Keycase requires a master password to decrypt the RSA private key of the user which is stored in the cloud (firebase). This RSA key is used to encrypt and decrypt user passwords.


Once the master password is provided, the user is able to decrypt all their passwords stored in the cloud. All cryptography happens on the browser using the Browser Crypto API. This ensures that your data is only ever decrypted on your computer.


In the above image, we can see the user has five passwords stored. The user can click on any of them to view details and copy the password.


How it works

This is the sequence diagram depicting the workings of keycase. These are the steps involved:

  1. Login with google authentication
  2. Receive the AES encrypted RSA private key
  3. Regenerate the AES key from the user's master password using PBKDF2
  4. Decrypt the RSA private key with the re-generated AES key
  5. Use the decrypted RSA private key and the RSA public keys to add, update or delete values from the database.



Password Based Key Derivation Function 2 is a cryptographic function which can take a string (password) and generate an AES key out of it. This is useful to us as we can then use this AES key to decrypt our RSA key which can then be used to perform our operations.

Why not use the AES key directly

Why do we need an RSA pair when we get a perfectly usable AES key from PBKDF2? If the user wishes to change their master password (for any reason), then we would have had to decrypt all the passwords and re-encrypt them with the new AES key generated from the new password.

Using an RSA keypair eliminates the need for doing all this mass re-encryption since we would only need to re-encrypt the RSA private key with the new AES key.

Database Design

The database for keycase is of a rather simplistic design. We are using Cloud Firestore, which is a Document Database like MongoDB. We have only two collections. viz. Auth and Passwords.


The Auth collection is used to store the user records.


Each document represents one user record. The name of the document is our user id. In the above image, we can see the user record of our user with the id QvyjDdGcgVNM3URaAPVswNHwdci1. Here we're storing the following details of the user:

  • RSA Public Key
  • AES Encrypted RSA Private Key
  • Master Password Hash and Salt
  • AES key IV


The Passwords collection is used to store all the user passwords.


Each user has one document in this collection where their passwords will be stored. In the above image you can see the 5 passwords that were depicted in the earlier screenshot, encrypted and stored as a list.

Closing Words

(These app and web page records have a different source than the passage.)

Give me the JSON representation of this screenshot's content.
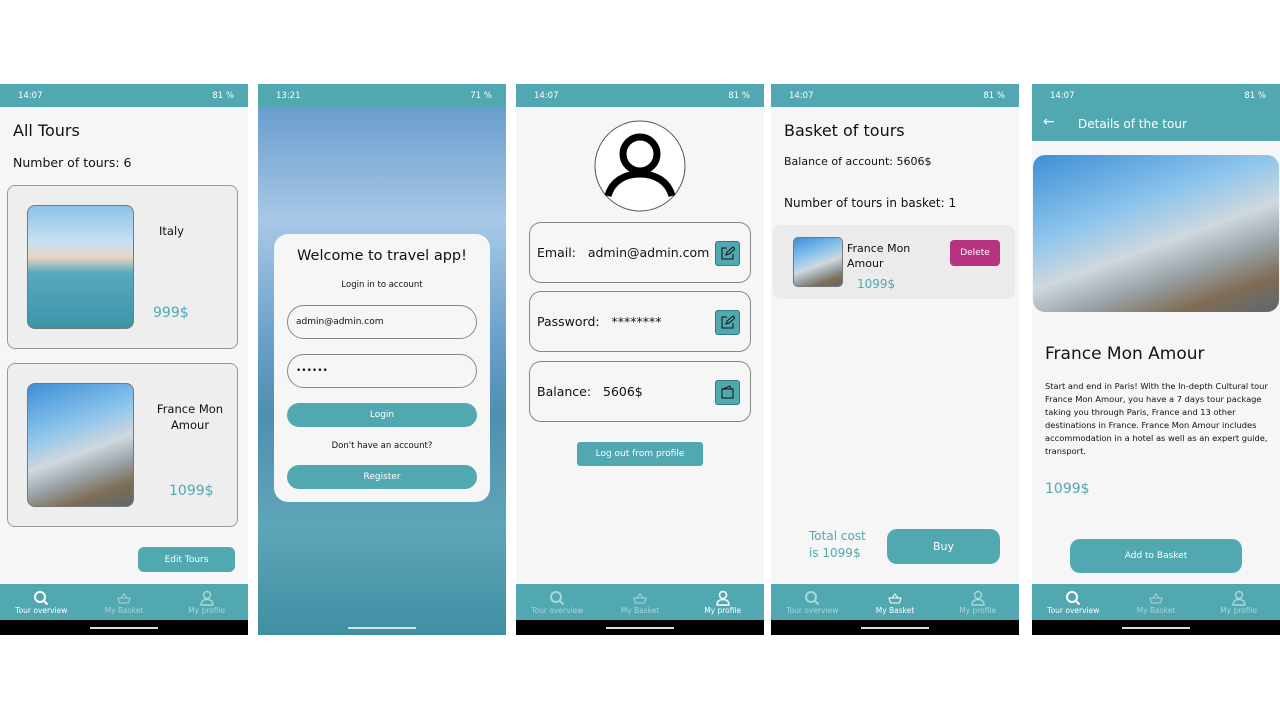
{
  "colors": {
    "accent": "#52a8b0",
    "delete": "#b8337f"
  },
  "status": {
    "time_a": "14:07",
    "time_b": "13:21",
    "battery_a": "81 %",
    "battery_b": "71 %"
  },
  "nav": {
    "overview": "Tour overview",
    "basket": "My Basket",
    "profile": "My profile"
  },
  "tours": {
    "title": "All Tours",
    "count": "Number of tours: 6",
    "items": [
      {
        "name": "Italy",
        "price": "999$"
      },
      {
        "name": "France Mon Amour",
        "price": "1099$"
      }
    ],
    "edit": "Edit Tours"
  },
  "login": {
    "title": "Welcome to travel app!",
    "subtitle": "Login in to account",
    "email": "admin@admin.com",
    "password": "••••••",
    "login": "Login",
    "no_account": "Don't have an account?",
    "register": "Register"
  },
  "profile": {
    "email_label": "Email:",
    "email": "admin@admin.com",
    "password_label": "Password:",
    "password": "********",
    "balance_label": "Balance:",
    "balance": "5606$",
    "logout": "Log out from profile"
  },
  "basket": {
    "title": "Basket of tours",
    "balance": "Balance of account: 5606$",
    "count": "Number of tours in basket: 1",
    "item": {
      "name": "France Mon Amour",
      "price": "1099$"
    },
    "delete": "Delete",
    "total": "Total cost is 1099$",
    "buy": "Buy"
  },
  "details": {
    "header": "Details of the tour",
    "name": "France Mon Amour",
    "description": "Start and end in Paris! With the In-depth Cultural tour France Mon Amour, you have a 7 days tour package taking you through Paris, France and 13 other destinations in France. France Mon Amour includes accommodation in a hotel as well as an expert guide, transport.",
    "price": "1099$",
    "add": "Add to Basket"
  }
}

Keycase is a secure, self hostable password manager for your friends and family. It is by no means perfect. If you find any gaping blunders, please do reach out to me. My contact information is on this website. Please also feel free to contribute your code and make keycase better.

Until Next Time!